Argued January 13, 1965.
Decided January 26, 1965.
Anthony H. Atlas, of Atlas, Berg Mendalis, New York City (Nicholas Atlas, New York City, on the brief), for appellants.
Eugene R. Anderson, Asst. U.S. Atty., Southern Dist. of New York (Robert M. Morgenthau, U.S. Atty., and Arthur S. Olick, Asst. U.S. Atty., on the brief), for appellee.
Before SMITH, KAUFMAN and ANDERSON, Circuit Judges.
George Rosen and Ruth Rosen, Hair Industry, Ltd., a corporation wholly owned by George Rosen, Adorable Hair-Do Corp. and Howard Tresses, Inc., wholly owned subsidiaries of Hair Industry, appeal from an order of the United States District Court for the Southern District of New York, Dudley B. Bonsal, District Judge, enforcing an Internal Revenue Service subpoena for the books of the three corporations. We find no error and affirm the order of the District Court.
The single question presented by this appeal is whether the sole owner of a corporation can legally refuse to produce corporate records and documents on the basis of his personal constitutional privileges under the Fourth and Fifth Amendments. In this case, the Internal Revenue Service has attempted to subpoena the books of Hair Industry Ltd., a family corporation owned in its entirety by appellant George Rosen, as well as the records of Adorable Hair-Do Corp. and Howard Tresses, Inc., both wholly owned subsidiaries of Hair Industry. The three corporations at one time functioned as a single family partnership but were incorporated prior to the period under investigation. The books are sought in investigations of the corporations' tax liabilities.

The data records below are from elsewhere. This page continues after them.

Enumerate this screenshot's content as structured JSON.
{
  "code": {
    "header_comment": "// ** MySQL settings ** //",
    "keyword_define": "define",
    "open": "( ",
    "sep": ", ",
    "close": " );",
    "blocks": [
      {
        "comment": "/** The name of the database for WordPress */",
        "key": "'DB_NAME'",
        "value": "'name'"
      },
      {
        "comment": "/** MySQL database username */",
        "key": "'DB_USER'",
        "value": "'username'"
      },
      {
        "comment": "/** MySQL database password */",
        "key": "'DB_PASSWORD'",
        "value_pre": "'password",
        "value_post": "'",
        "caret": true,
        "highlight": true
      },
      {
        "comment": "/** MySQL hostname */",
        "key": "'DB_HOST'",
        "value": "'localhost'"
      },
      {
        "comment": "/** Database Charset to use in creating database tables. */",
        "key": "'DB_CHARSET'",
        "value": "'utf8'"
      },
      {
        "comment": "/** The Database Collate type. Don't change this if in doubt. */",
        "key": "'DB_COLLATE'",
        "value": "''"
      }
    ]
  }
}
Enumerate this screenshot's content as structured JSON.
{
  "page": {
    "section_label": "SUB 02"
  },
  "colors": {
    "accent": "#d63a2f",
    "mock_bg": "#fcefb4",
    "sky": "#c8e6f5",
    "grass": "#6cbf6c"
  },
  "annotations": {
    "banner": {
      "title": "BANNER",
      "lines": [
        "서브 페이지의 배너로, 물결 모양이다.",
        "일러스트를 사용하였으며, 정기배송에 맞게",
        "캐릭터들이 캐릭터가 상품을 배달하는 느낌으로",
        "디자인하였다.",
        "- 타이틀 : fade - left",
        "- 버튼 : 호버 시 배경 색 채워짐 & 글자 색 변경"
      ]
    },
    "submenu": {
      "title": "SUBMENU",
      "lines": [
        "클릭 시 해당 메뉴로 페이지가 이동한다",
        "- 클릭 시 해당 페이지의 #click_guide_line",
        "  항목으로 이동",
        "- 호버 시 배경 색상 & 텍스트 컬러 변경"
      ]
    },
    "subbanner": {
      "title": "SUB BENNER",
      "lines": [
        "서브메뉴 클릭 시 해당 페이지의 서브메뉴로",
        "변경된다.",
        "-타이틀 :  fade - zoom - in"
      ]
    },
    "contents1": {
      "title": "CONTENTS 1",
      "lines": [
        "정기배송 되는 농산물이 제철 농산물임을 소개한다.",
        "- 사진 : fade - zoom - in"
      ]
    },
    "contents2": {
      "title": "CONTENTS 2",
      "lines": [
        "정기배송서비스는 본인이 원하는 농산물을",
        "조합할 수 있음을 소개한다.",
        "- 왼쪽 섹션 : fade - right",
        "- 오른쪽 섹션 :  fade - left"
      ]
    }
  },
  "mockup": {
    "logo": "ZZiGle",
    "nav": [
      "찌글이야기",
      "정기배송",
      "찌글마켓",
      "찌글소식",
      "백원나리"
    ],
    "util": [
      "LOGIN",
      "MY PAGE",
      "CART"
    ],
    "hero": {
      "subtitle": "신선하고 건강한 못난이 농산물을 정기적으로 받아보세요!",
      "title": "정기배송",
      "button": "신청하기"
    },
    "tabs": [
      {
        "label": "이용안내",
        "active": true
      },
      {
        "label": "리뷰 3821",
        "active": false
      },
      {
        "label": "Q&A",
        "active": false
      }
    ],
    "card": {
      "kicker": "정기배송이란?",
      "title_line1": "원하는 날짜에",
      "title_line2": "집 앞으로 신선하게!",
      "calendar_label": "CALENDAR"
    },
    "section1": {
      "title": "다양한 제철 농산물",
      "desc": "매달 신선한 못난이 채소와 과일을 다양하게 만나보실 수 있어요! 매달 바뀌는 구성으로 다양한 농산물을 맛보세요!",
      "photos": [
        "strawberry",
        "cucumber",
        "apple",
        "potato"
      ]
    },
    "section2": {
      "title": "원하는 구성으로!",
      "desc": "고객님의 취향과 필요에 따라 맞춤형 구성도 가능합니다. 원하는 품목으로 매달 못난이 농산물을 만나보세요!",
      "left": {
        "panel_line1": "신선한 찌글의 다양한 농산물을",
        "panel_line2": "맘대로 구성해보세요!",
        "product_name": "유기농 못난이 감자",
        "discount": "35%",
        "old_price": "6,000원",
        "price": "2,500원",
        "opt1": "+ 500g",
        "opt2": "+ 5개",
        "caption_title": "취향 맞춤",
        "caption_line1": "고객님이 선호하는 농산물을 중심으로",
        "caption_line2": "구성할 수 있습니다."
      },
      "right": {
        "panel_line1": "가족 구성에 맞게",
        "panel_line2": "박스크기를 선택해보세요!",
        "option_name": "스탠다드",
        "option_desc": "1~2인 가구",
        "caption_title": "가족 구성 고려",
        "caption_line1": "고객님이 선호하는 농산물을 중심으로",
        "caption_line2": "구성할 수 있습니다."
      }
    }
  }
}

Relying on United States v. White, 322 U.S. 694, 64 S.Ct. 1248, 88 L.Ed. 1542 (1944), which denied the privilege for records of unincorporated associations only where held in a representative capacity, appellants urge that the test developed there is whether the one claiming the privilege represents his own interest and that, generally, in determining when the privilege can be invoked form must give way to substance. While there is some appeal to this argument, it is impossible to reconcile with the rationale of Hale v. Henkel, 201 U.S. 43, 26 S.Ct. 370, 50 L.Ed. 652 (1906), which based denial of the privilege on the need of the sovereign for visitorial powers over its corporate creatures. Indeed, United States v. White reiterated the rule that the privilege cannot be utilized on behalf of a corporation. 322 U.S. at 699, 64 S.Ct. at 1251. Today, with the tax consequences vis-à-vis the sovereign flowing from the use of the corporate form — income accumulation possible under some circumstances free from personal income tax, for example — the visitorial powers are more than ever necessary to the sovereign, and justify the courts in holding that any claim to the personal privilege is relinquished as to corporate records by the choice of the corporate form for an individual's business. Corporate records, which would tend to incriminate a corporate officer, can be subpoenaed even where the corporation is a mere alter ego of its owner. United States v. Fago, 319 F.2d 791 (2 Cir. 1963); United States v. Guterma, 272 F.2d 344 (2 Cir. 1959). See also application of Daniels, 140 F. Supp. 322, 327 (S.D.N.Y. 1956).
The order of the District Court is affirmed. Mandate may issue forthwith.